(Input Opens)

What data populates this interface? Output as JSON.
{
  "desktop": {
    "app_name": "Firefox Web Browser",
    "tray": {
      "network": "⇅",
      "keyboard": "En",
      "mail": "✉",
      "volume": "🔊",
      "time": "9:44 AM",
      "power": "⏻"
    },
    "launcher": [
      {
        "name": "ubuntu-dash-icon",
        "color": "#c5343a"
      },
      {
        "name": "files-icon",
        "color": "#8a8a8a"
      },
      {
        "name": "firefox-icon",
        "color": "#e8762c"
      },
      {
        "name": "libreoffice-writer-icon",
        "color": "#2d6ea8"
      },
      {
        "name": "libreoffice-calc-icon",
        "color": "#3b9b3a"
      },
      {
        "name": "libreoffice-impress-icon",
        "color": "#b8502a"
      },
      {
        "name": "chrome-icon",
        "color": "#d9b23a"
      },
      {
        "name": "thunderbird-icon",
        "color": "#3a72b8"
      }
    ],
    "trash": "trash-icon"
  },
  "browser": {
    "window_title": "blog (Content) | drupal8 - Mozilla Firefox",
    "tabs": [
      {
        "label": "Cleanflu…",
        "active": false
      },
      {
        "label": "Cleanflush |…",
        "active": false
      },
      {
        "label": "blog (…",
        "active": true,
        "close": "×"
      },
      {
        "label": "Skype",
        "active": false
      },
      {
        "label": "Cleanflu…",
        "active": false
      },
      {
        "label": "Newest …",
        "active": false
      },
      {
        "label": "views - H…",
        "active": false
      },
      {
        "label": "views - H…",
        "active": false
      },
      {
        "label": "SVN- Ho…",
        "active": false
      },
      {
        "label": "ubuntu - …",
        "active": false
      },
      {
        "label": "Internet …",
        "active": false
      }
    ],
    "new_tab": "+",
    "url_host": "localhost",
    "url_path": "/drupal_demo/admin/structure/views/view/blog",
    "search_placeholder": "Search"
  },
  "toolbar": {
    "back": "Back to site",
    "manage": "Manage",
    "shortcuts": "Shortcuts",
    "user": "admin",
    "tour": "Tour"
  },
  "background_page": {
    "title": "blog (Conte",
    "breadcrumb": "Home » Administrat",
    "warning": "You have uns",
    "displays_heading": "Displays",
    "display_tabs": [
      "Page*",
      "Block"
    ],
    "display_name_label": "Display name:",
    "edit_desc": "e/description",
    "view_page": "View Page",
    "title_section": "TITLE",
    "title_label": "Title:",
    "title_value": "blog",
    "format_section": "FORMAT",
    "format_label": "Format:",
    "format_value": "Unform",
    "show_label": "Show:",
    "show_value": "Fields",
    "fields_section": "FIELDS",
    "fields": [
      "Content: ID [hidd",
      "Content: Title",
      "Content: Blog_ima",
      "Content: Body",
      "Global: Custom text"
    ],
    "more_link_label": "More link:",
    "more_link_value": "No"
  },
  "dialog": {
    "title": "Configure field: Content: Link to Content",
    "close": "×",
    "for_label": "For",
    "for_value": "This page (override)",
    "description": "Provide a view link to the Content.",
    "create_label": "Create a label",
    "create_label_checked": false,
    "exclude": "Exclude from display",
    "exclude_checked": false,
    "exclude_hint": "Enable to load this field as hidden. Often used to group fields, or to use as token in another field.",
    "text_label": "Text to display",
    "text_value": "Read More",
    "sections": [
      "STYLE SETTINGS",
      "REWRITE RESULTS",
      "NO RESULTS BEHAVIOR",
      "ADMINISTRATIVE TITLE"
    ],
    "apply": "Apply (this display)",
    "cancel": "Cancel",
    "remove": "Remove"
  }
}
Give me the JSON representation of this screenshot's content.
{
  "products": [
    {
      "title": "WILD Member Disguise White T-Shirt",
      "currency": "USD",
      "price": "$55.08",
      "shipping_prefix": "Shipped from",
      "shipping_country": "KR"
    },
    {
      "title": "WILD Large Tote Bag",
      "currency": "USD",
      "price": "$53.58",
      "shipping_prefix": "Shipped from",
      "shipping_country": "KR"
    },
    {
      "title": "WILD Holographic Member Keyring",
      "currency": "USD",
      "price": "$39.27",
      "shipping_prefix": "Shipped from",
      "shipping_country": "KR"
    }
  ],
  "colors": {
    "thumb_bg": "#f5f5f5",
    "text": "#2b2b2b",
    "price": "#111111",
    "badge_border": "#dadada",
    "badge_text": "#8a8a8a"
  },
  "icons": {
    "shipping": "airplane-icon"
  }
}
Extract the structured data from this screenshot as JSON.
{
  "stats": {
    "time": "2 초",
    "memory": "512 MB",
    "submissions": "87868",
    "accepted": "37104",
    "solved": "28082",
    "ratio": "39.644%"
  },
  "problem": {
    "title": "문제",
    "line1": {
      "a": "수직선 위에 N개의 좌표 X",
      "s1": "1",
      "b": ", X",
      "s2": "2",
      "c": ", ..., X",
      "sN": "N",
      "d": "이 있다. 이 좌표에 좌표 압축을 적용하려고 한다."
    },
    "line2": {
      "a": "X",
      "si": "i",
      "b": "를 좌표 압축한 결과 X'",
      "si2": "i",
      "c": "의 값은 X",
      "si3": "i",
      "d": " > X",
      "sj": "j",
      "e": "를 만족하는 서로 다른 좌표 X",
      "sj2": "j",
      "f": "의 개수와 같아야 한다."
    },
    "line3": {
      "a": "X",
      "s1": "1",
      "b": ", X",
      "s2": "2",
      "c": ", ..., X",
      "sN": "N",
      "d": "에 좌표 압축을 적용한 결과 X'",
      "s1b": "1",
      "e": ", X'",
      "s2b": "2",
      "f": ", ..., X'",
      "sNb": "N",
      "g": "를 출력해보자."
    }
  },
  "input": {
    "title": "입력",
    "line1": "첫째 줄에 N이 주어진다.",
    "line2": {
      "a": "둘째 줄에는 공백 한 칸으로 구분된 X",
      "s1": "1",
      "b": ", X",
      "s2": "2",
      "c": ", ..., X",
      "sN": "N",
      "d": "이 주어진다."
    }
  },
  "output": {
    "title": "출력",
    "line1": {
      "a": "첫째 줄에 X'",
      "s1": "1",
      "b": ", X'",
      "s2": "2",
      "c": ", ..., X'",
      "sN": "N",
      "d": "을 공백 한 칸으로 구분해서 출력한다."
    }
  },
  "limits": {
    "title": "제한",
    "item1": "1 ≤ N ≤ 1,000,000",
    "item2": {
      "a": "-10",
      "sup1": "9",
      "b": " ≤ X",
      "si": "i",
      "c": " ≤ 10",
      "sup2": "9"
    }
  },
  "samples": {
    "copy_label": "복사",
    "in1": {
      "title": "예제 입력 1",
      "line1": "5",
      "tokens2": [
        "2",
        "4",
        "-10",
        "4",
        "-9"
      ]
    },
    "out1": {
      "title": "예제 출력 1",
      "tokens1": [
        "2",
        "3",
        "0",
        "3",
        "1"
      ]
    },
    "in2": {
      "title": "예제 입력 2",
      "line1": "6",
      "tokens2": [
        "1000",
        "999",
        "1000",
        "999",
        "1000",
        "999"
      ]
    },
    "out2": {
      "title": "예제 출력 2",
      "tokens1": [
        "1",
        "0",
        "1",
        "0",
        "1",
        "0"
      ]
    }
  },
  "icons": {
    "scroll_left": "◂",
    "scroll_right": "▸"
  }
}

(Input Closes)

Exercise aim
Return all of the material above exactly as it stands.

Exercise solution
What data populates this interface? Output as JSON.
{
  "desktop": {
    "app_name": "Firefox Web Browser",
    "tray": {
      "network": "⇅",
      "keyboard": "En",
      "mail": "✉",
      "volume": "🔊",
      "time": "9:44 AM",
      "power": "⏻"
    },
    "launcher": [
      {
        "name": "ubuntu-dash-icon",
        "color": "#c5343a"
      },
      {
        "name": "files-icon",
        "color": "#8a8a8a"
      },
      {
        "name": "firefox-icon",
        "color": "#e8762c"
      },
      {
        "name": "libreoffice-writer-icon",
        "color": "#2d6ea8"
      },
      {
        "name": "libreoffice-calc-icon",
        "color": "#3b9b3a"
      },
      {
        "name": "libreoffice-impress-icon",
        "color": "#b8502a"
      },
      {
        "name": "chrome-icon",
        "color": "#d9b23a"
      },
      {
        "name": "thunderbird-icon",
        "color": "#3a72b8"
      }
    ],
    "trash": "trash-icon"
  },
  "browser": {
    "window_title": "blog (Content) | drupal8 - Mozilla Firefox",
    "tabs": [
      {
        "label": "Cleanflu…",
        "active": false
      },
      {
        "label": "Cleanflush |…",
        "active": false
      },
      {
        "label": "blog (…",
        "active": true,
        "close": "×"
      },
      {
        "label": "Skype",
        "active": false
      },
      {
        "label": "Cleanflu…",
        "active": false
      },
      {
        "label": "Newest …",
        "active": false
      },
      {
        "label": "views - H…",
        "active": false
      },
      {
        "label": "views - H…",
        "active": false
      },
      {
        "label": "SVN- Ho…",
        "active": false
      },
      {
        "label": "ubuntu - …",
        "active": false
      },
      {
        "label": "Internet …",
        "active": false
      }
    ],
    "new_tab": "+",
    "url_host": "localhost",
    "url_path": "/drupal_demo/admin/structure/views/view/blog",
    "search_placeholder": "Search"
  },
  "toolbar": {
    "back": "Back to site",
    "manage": "Manage",
    "shortcuts": "Shortcuts",
    "user": "admin",
    "tour": "Tour"
  },
  "background_page": {
    "title": "blog (Conte",
    "breadcrumb": "Home » Administrat",
    "warning": "You have uns",
    "displays_heading": "Displays",
    "display_tabs": [
      "Page*",
      "Block"
    ],
    "display_name_label": "Display name:",
    "edit_desc": "e/description",
    "view_page": "View Page",
    "title_section": "TITLE",
    "title_label": "Title:",
    "title_value": "blog",
    "format_section": "FORMAT",
    "format_label": "Format:",
    "format_value": "Unform",
    "show_label": "Show:",
    "show_value": "Fields",
    "fields_section": "FIELDS",
    "fields": [
      "Content: ID [hidd",
      "Content: Title",
      "Content: Blog_ima",
      "Content: Body",
      "Global: Custom text"
    ],
    "more_link_label": "More link:",
    "more_link_value": "No"
  },
  "dialog": {
    "title": "Configure field: Content: Link to Content",
    "close": "×",
    "for_label": "For",
    "for_value": "This page (override)",
    "description": "Provide a view link to the Content.",
    "create_label": "Create a label",
    "create_label_checked": false,
    "exclude": "Exclude from display",
    "exclude_checked": false,
    "exclude_hint": "Enable to load this field as hidden. Often used to group fields, or to use as token in another field.",
    "text_label": "Text to display",
    "text_value": "Read More",
    "sections": [
      "STYLE SETTINGS",
      "REWRITE RESULTS",
      "NO RESULTS BEHAVIOR",
      "ADMINISTRATIVE TITLE"
    ],
    "apply": "Apply (this display)",
    "cancel": "Cancel",
    "remove": "Remove"
  }
}
Give me the JSON representation of this screenshot's content.
{
  "products": [
    {
      "title": "WILD Member Disguise White T-Shirt",
      "currency": "USD",
      "price": "$55.08",
      "shipping_prefix": "Shipped from",
      "shipping_country": "KR"
    },
    {
      "title": "WILD Large Tote Bag",
      "currency": "USD",
      "price": "$53.58",
      "shipping_prefix": "Shipped from",
      "shipping_country": "KR"
    },
    {
      "title": "WILD Holographic Member Keyring",
      "currency": "USD",
      "price": "$39.27",
      "shipping_prefix": "Shipped from",
      "shipping_country": "KR"
    }
  ],
  "colors": {
    "thumb_bg": "#f5f5f5",
    "text": "#2b2b2b",
    "price": "#111111",
    "badge_border": "#dadada",
    "badge_text": "#8a8a8a"
  },
  "icons": {
    "shipping": "airplane-icon"
  }
}
Extract the structured data from this screenshot as JSON.
{
  "stats": {
    "time": "2 초",
    "memory": "512 MB",
    "submissions": "87868",
    "accepted": "37104",
    "solved": "28082",
    "ratio": "39.644%"
  },
  "problem": {
    "title": "문제",
    "line1": {
      "a": "수직선 위에 N개의 좌표 X",
      "s1": "1",
      "b": ", X",
      "s2": "2",
      "c": ", ..., X",
      "sN": "N",
      "d": "이 있다. 이 좌표에 좌표 압축을 적용하려고 한다."
    },
    "line2": {
      "a": "X",
      "si": "i",
      "b": "를 좌표 압축한 결과 X'",
      "si2": "i",
      "c": "의 값은 X",
      "si3": "i",
      "d": " > X",
      "sj": "j",
      "e": "를 만족하는 서로 다른 좌표 X",
      "sj2": "j",
      "f": "의 개수와 같아야 한다."
    },
    "line3": {
      "a": "X",
      "s1": "1",
      "b": ", X",
      "s2": "2",
      "c": ", ..., X",
      "sN": "N",
      "d": "에 좌표 압축을 적용한 결과 X'",
      "s1b": "1",
      "e": ", X'",
      "s2b": "2",
      "f": ", ..., X'",
      "sNb": "N",
      "g": "를 출력해보자."
    }
  },
  "input": {
    "title": "입력",
    "line1": "첫째 줄에 N이 주어진다.",
    "line2": {
      "a": "둘째 줄에는 공백 한 칸으로 구분된 X",
      "s1": "1",
      "b": ", X",
      "s2": "2",
      "c": ", ..., X",
      "sN": "N",
      "d": "이 주어진다."
    }
  },
  "output": {
    "title": "출력",
    "line1": {
      "a": "첫째 줄에 X'",
      "s1": "1",
      "b": ", X'",
      "s2": "2",
      "c": ", ..., X'",
      "sN": "N",
      "d": "을 공백 한 칸으로 구분해서 출력한다."
    }
  },
  "limits": {
    "title": "제한",
    "item1": "1 ≤ N ≤ 1,000,000",
    "item2": {
      "a": "-10",
      "sup1": "9",
      "b": " ≤ X",
      "si": "i",
      "c": " ≤ 10",
      "sup2": "9"
    }
  },
  "samples": {
    "copy_label": "복사",
    "in1": {
      "title": "예제 입력 1",
      "line1": "5",
      "tokens2": [
        "2",
        "4",
        "-10",
        "4",
        "-9"
      ]
    },
    "out1": {
      "title": "예제 출력 1",
      "tokens1": [
        "2",
        "3",
        "0",
        "3",
        "1"
      ]
    },
    "in2": {
      "title": "예제 입력 2",
      "line1": "6",
      "tokens2": [
        "1000",
        "999",
        "1000",
        "999",
        "1000",
        "999"
      ]
    },
    "out2": {
      "title": "예제 출력 2",
      "tokens1": [
        "1",
        "0",
        "1",
        "0",
        "1",
        "0"
      ]
    }
  },
  "icons": {
    "scroll_left": "◂",
    "scroll_right": "▸"
  }
}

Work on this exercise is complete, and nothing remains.